Exotic woods like rosewood and ebony, plays a major role in the impact of overall tone produced by a guitar. It just gets taken away from focusing on the importance of materials used in a fingerboard while most of the focus goes on to the composition of the wood used for the body of the guitars.
Fingerboards do not play much of a bigger role in the sound of the guitar but certainly is a factor that needs to be taken into consideration. The wood also is a factor for the fingers to move while playing the guitar. The vibrating motion of the string against the metal frets create the sounds of different musical notes. The species of the neck wood affects the production of the tones. Denser the neck wood, brighter the sounding would be but with less sustain as denser woods tend to reflect sound waves whereas less dense ones absorb them.
Despite the fact that there are many other kinds of woods that can be used for fretboards, you will most often see one of two main species on the majority of guitars: Ebony and Rosewood.
Let’s take a look at the characteristics of each one to help you decide which is the best for you.
The most dense and durable wood, ebony is known for its clear and crisp attack. It has brittle grains and is natural oil wood. Since it has a really tight grain structure, ebony wood has a natural finish which gives the fingerboard a very sleek and smooth surface making it convenient for faster playing.
Ebony is generally the darkest fretboard wood, making it popular among the heavy music genre where the theme is black. Ebony boasts a sharp attack, open tone, outstanding durability, and great sustain. It is sleek and smooth even when unfinished, giving it a quick playing feel and excellent responsiveness.

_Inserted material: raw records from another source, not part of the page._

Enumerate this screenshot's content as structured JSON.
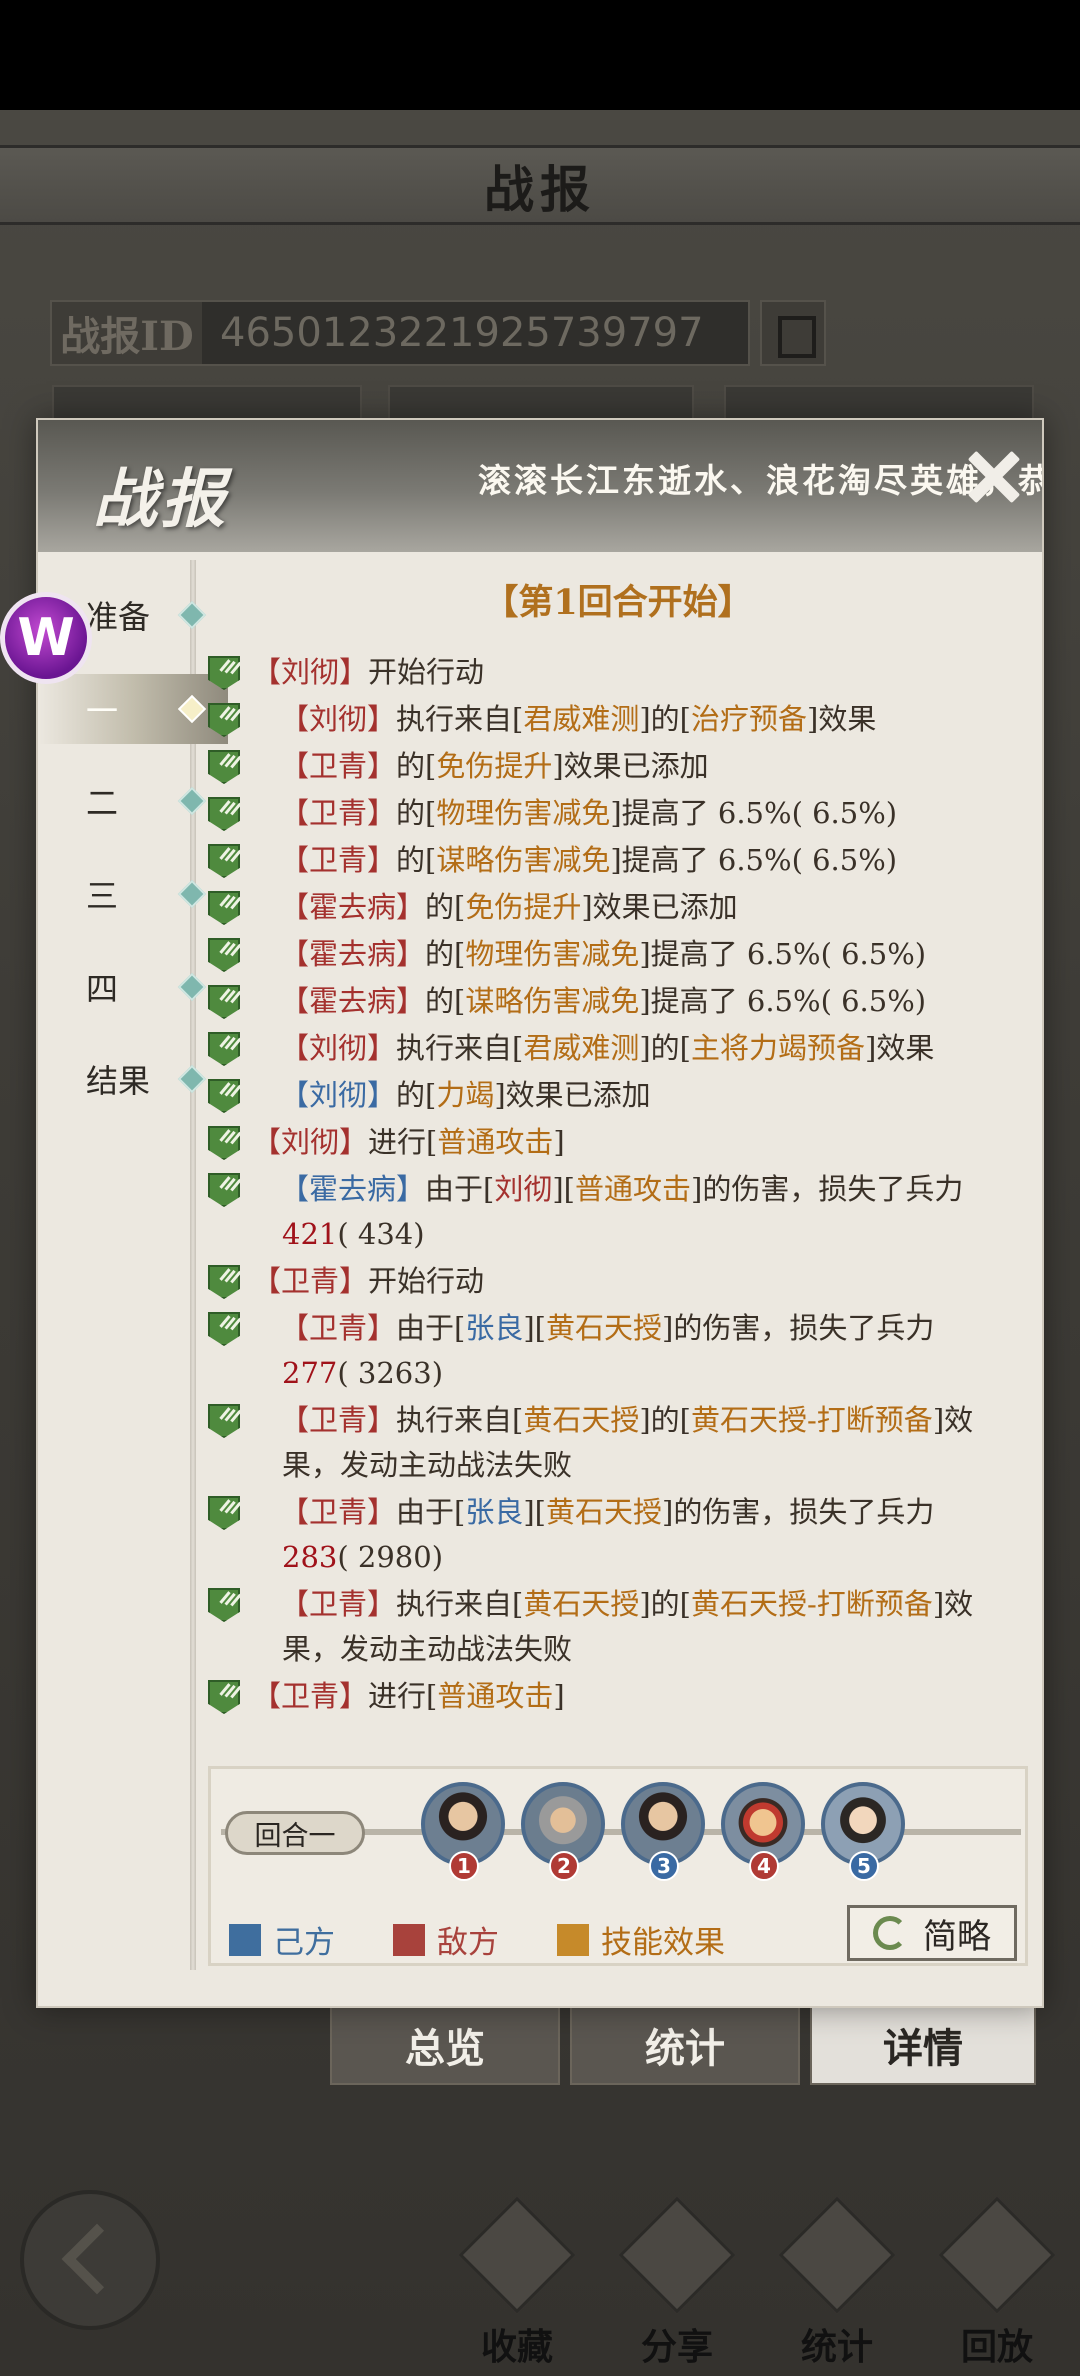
{
  "background": {
    "title": "战报",
    "report_id_label": "战报ID",
    "report_id_value": "4650123221925739797",
    "tabs": [
      "总览",
      "统计",
      "详情"
    ],
    "nav": [
      "收藏",
      "分享",
      "统计",
      "回放"
    ]
  },
  "modal": {
    "title": "战报",
    "marquee": "滚滚长江东逝水、浪花淘尽英雄，恭喜",
    "logo_letter": "W",
    "sidebar": [
      "准备",
      "一",
      "二",
      "三",
      "四",
      "结果"
    ],
    "round_title": "【第1回合开始】",
    "log": [
      {
        "sub": false,
        "parts": [
          [
            "e",
            "【刘彻】"
          ],
          [
            "n",
            "开始行动"
          ]
        ]
      },
      {
        "sub": true,
        "parts": [
          [
            "e",
            "【刘彻】"
          ],
          [
            "n",
            "执行来自["
          ],
          [
            "s",
            "君威难测"
          ],
          [
            "n",
            "]的["
          ],
          [
            "s",
            "治疗预备"
          ],
          [
            "n",
            "]效果"
          ]
        ]
      },
      {
        "sub": true,
        "parts": [
          [
            "e",
            "【卫青】"
          ],
          [
            "n",
            "的["
          ],
          [
            "s",
            "免伤提升"
          ],
          [
            "n",
            "]效果已添加"
          ]
        ]
      },
      {
        "sub": true,
        "parts": [
          [
            "e",
            "【卫青】"
          ],
          [
            "n",
            "的["
          ],
          [
            "s",
            "物理伤害减免"
          ],
          [
            "n",
            "]提高了 6.5%( 6.5%)"
          ]
        ]
      },
      {
        "sub": true,
        "parts": [
          [
            "e",
            "【卫青】"
          ],
          [
            "n",
            "的["
          ],
          [
            "s",
            "谋略伤害减免"
          ],
          [
            "n",
            "]提高了 6.5%( 6.5%)"
          ]
        ]
      },
      {
        "sub": true,
        "parts": [
          [
            "e",
            "【霍去病】"
          ],
          [
            "n",
            "的["
          ],
          [
            "s",
            "免伤提升"
          ],
          [
            "n",
            "]效果已添加"
          ]
        ]
      },
      {
        "sub": true,
        "parts": [
          [
            "e",
            "【霍去病】"
          ],
          [
            "n",
            "的["
          ],
          [
            "s",
            "物理伤害减免"
          ],
          [
            "n",
            "]提高了 6.5%( 6.5%)"
          ]
        ]
      },
      {
        "sub": true,
        "parts": [
          [
            "e",
            "【霍去病】"
          ],
          [
            "n",
            "的["
          ],
          [
            "s",
            "谋略伤害减免"
          ],
          [
            "n",
            "]提高了 6.5%( 6.5%)"
          ]
        ]
      },
      {
        "sub": true,
        "parts": [
          [
            "e",
            "【刘彻】"
          ],
          [
            "n",
            "执行来自["
          ],
          [
            "s",
            "君威难测"
          ],
          [
            "n",
            "]的["
          ],
          [
            "s",
            "主将力竭预备"
          ],
          [
            "n",
            "]效果"
          ]
        ]
      },
      {
        "sub": true,
        "parts": [
          [
            "a",
            "【刘彻】"
          ],
          [
            "n",
            "的["
          ],
          [
            "s",
            "力竭"
          ],
          [
            "n",
            "]效果已添加"
          ]
        ]
      },
      {
        "sub": false,
        "parts": [
          [
            "e",
            "【刘彻】"
          ],
          [
            "n",
            "进行["
          ],
          [
            "s",
            "普通攻击"
          ],
          [
            "n",
            "]"
          ]
        ]
      },
      {
        "sub": true,
        "parts": [
          [
            "a",
            "【霍去病】"
          ],
          [
            "n",
            "由于["
          ],
          [
            "e",
            "刘彻"
          ],
          [
            "n",
            "]["
          ],
          [
            "s",
            "普通攻击"
          ],
          [
            "n",
            "]的伤害，损失了兵力 "
          ],
          [
            "num",
            "421"
          ],
          [
            "n",
            "( 434)"
          ]
        ]
      },
      {
        "sub": false,
        "parts": [
          [
            "e",
            "【卫青】"
          ],
          [
            "n",
            "开始行动"
          ]
        ]
      },
      {
        "sub": true,
        "parts": [
          [
            "e",
            "【卫青】"
          ],
          [
            "n",
            "由于["
          ],
          [
            "a",
            "张良"
          ],
          [
            "n",
            "]["
          ],
          [
            "s",
            "黄石天授"
          ],
          [
            "n",
            "]的伤害，损失了兵力 "
          ],
          [
            "num",
            "277"
          ],
          [
            "n",
            "( 3263)"
          ]
        ]
      },
      {
        "sub": true,
        "parts": [
          [
            "e",
            "【卫青】"
          ],
          [
            "n",
            "执行来自["
          ],
          [
            "s",
            "黄石天授"
          ],
          [
            "n",
            "]的["
          ],
          [
            "s",
            "黄石天授-打断预备"
          ],
          [
            "n",
            "]效果，发动主动战法失败"
          ]
        ]
      },
      {
        "sub": true,
        "parts": [
          [
            "e",
            "【卫青】"
          ],
          [
            "n",
            "由于["
          ],
          [
            "a",
            "张良"
          ],
          [
            "n",
            "]["
          ],
          [
            "s",
            "黄石天授"
          ],
          [
            "n",
            "]的伤害，损失了兵力 "
          ],
          [
            "num",
            "283"
          ],
          [
            "n",
            "( 2980)"
          ]
        ]
      },
      {
        "sub": true,
        "parts": [
          [
            "e",
            "【卫青】"
          ],
          [
            "n",
            "执行来自["
          ],
          [
            "s",
            "黄石天授"
          ],
          [
            "n",
            "]的["
          ],
          [
            "s",
            "黄石天授-打断预备"
          ],
          [
            "n",
            "]效果，发动主动战法失败"
          ]
        ]
      },
      {
        "sub": false,
        "parts": [
          [
            "e",
            "【卫青】"
          ],
          [
            "n",
            "进行["
          ],
          [
            "s",
            "普通攻击"
          ],
          [
            "n",
            "]"
          ]
        ]
      }
    ],
    "turnbar": {
      "round_label": "回合一",
      "heroes": [
        "1",
        "2",
        "3",
        "4",
        "5"
      ],
      "hero_badge_colors": [
        "#b03a35",
        "#b03a35",
        "#3a6aa3",
        "#b03a35",
        "#3a6aa3"
      ]
    },
    "legend": [
      {
        "label": "己方",
        "color": "#3f6e9e"
      },
      {
        "label": "敌方",
        "color": "#a8423c"
      },
      {
        "label": "技能效果",
        "color": "#c68a2a"
      }
    ],
    "brief_button": "简略"
  }
}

There are two varieties of Ebony wood. Brazilian ebony being one among them is one of the work friendly all around woods which is stable and straight grained. An exceptionally heavy and hard ebony wood, the Mexican royal ebony/ Katalox is a dark purple/ black colour accent with the creamy/ golden sapwood to create contrast that can be well utilised for a unique look. Ebony fretboards are generally favoured by guitarists who prefer a very bright, razor sharp top end or a very tight, well-defined low end.
Other Variations : Indian ebony, Gaboon Ebony, Macassar Ebony
Rosewood being the most common fretboard wood used on a guitar, it is a natural oil wood which results in a richer fundamental tone due to the unwanted overtones being absorbed into the oily pores. The oily nature of the rosewood gives it a natural finish which helps on a smooth and sleek play.
Rosewood is known for its rich, warm tones with less high end attack.Rosewood fretboards are generally favoured by players who prefer a warm sound and for those who wish to tame the harsh highs on a bright sounding guitar.Rosewood, being known for having different hues, is a very hard and dense wood with great clarity and articulation in tone.
Variations : Indian Rosewood, Brazilian Rosewood